─── DATA EXTRACT

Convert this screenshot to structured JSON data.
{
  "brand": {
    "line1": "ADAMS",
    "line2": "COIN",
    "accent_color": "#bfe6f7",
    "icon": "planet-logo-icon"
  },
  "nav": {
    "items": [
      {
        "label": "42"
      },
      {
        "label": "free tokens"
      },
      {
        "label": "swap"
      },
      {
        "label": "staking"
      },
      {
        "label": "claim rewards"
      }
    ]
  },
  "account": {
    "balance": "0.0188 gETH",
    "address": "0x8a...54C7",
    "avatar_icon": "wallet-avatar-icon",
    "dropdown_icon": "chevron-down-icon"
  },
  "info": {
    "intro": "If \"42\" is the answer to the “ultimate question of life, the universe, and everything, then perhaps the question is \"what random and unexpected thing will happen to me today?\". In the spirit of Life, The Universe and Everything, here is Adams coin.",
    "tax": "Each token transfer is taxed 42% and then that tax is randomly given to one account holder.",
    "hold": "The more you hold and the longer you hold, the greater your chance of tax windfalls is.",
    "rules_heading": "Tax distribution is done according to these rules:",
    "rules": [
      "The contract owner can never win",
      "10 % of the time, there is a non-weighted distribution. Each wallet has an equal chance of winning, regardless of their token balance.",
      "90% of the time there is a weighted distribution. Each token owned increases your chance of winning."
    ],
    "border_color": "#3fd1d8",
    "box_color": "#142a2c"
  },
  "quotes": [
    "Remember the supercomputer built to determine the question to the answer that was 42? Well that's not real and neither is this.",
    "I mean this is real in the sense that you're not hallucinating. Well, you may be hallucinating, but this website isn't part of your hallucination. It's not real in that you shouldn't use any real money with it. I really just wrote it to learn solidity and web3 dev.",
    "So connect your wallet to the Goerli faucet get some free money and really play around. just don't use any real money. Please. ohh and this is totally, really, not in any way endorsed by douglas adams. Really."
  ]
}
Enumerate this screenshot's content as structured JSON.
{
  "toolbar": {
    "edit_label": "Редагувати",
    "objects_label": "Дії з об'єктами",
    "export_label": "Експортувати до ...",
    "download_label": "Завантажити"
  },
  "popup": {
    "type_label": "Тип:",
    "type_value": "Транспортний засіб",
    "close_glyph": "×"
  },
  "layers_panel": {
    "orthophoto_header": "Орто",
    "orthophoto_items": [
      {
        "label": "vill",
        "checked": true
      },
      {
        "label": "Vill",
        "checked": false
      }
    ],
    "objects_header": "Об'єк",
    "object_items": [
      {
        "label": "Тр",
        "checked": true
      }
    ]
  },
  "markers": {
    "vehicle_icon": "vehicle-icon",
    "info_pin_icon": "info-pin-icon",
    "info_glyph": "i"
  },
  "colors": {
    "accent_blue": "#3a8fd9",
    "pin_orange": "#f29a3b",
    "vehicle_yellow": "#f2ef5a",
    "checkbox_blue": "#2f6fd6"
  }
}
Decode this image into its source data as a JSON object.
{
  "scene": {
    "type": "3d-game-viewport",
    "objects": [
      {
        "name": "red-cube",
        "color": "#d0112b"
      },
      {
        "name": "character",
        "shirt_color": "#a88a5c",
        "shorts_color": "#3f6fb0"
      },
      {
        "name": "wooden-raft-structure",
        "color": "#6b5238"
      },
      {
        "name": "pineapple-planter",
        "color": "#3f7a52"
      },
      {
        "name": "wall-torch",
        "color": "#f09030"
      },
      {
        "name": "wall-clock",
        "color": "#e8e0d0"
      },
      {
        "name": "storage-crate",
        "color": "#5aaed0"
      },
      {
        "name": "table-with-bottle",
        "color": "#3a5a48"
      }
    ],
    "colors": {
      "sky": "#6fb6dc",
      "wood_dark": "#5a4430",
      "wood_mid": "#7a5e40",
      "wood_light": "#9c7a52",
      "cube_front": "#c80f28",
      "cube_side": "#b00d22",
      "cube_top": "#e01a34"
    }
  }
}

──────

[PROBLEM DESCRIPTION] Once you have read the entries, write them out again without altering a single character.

[EXERCISE OUTPUT]
Convert this screenshot to structured JSON data.
{
  "brand": {
    "line1": "ADAMS",
    "line2": "COIN",
    "accent_color": "#bfe6f7",
    "icon": "planet-logo-icon"
  },
  "nav": {
    "items": [
      {
        "label": "42"
      },
      {
        "label": "free tokens"
      },
      {
        "label": "swap"
      },
      {
        "label": "staking"
      },
      {
        "label": "claim rewards"
      }
    ]
  },
  "account": {
    "balance": "0.0188 gETH",
    "address": "0x8a...54C7",
    "avatar_icon": "wallet-avatar-icon",
    "dropdown_icon": "chevron-down-icon"
  },
  "info": {
    "intro": "If \"42\" is the answer to the “ultimate question of life, the universe, and everything, then perhaps the question is \"what random and unexpected thing will happen to me today?\". In the spirit of Life, The Universe and Everything, here is Adams coin.",
    "tax": "Each token transfer is taxed 42% and then that tax is randomly given to one account holder.",
    "hold": "The more you hold and the longer you hold, the greater your chance of tax windfalls is.",
    "rules_heading": "Tax distribution is done according to these rules:",
    "rules": [
      "The contract owner can never win",
      "10 % of the time, there is a non-weighted distribution. Each wallet has an equal chance of winning, regardless of their token balance.",
      "90% of the time there is a weighted distribution. Each token owned increases your chance of winning."
    ],
    "border_color": "#3fd1d8",
    "box_color": "#142a2c"
  },
  "quotes": [
    "Remember the supercomputer built to determine the question to the answer that was 42? Well that's not real and neither is this.",
    "I mean this is real in the sense that you're not hallucinating. Well, you may be hallucinating, but this website isn't part of your hallucination. It's not real in that you shouldn't use any real money with it. I really just wrote it to learn solidity and web3 dev.",
    "So connect your wallet to the Goerli faucet get some free money and really play around. just don't use any real money. Please. ohh and this is totally, really, not in any way endorsed by douglas adams. Really."
  ]
}
Enumerate this screenshot's content as structured JSON.
{
  "toolbar": {
    "edit_label": "Редагувати",
    "objects_label": "Дії з об'єктами",
    "export_label": "Експортувати до ...",
    "download_label": "Завантажити"
  },
  "popup": {
    "type_label": "Тип:",
    "type_value": "Транспортний засіб",
    "close_glyph": "×"
  },
  "layers_panel": {
    "orthophoto_header": "Орто",
    "orthophoto_items": [
      {
        "label": "vill",
        "checked": true
      },
      {
        "label": "Vill",
        "checked": false
      }
    ],
    "objects_header": "Об'єк",
    "object_items": [
      {
        "label": "Тр",
        "checked": true
      }
    ]
  },
  "markers": {
    "vehicle_icon": "vehicle-icon",
    "info_pin_icon": "info-pin-icon",
    "info_glyph": "i"
  },
  "colors": {
    "accent_blue": "#3a8fd9",
    "pin_orange": "#f29a3b",
    "vehicle_yellow": "#f2ef5a",
    "checkbox_blue": "#2f6fd6"
  }
}
Decode this image into its source data as a JSON object.
{
  "scene": {
    "type": "3d-game-viewport",
    "objects": [
      {
        "name": "red-cube",
        "color": "#d0112b"
      },
      {
        "name": "character",
        "shirt_color": "#a88a5c",
        "shorts_color": "#3f6fb0"
      },
      {
        "name": "wooden-raft-structure",
        "color": "#6b5238"
      },
      {
        "name": "pineapple-planter",
        "color": "#3f7a52"
      },
      {
        "name": "wall-torch",
        "color": "#f09030"
      },
      {
        "name": "wall-clock",
        "color": "#e8e0d0"
      },
      {
        "name": "storage-crate",
        "color": "#5aaed0"
      },
      {
        "name": "table-with-bottle",
        "color": "#3a5a48"
      }
    ],
    "colors": {
      "sky": "#6fb6dc",
      "wood_dark": "#5a4430",
      "wood_mid": "#7a5e40",
      "wood_light": "#9c7a52",
      "cube_front": "#c80f28",
      "cube_side": "#b00d22",
      "cube_top": "#e01a34"
    }
  }
}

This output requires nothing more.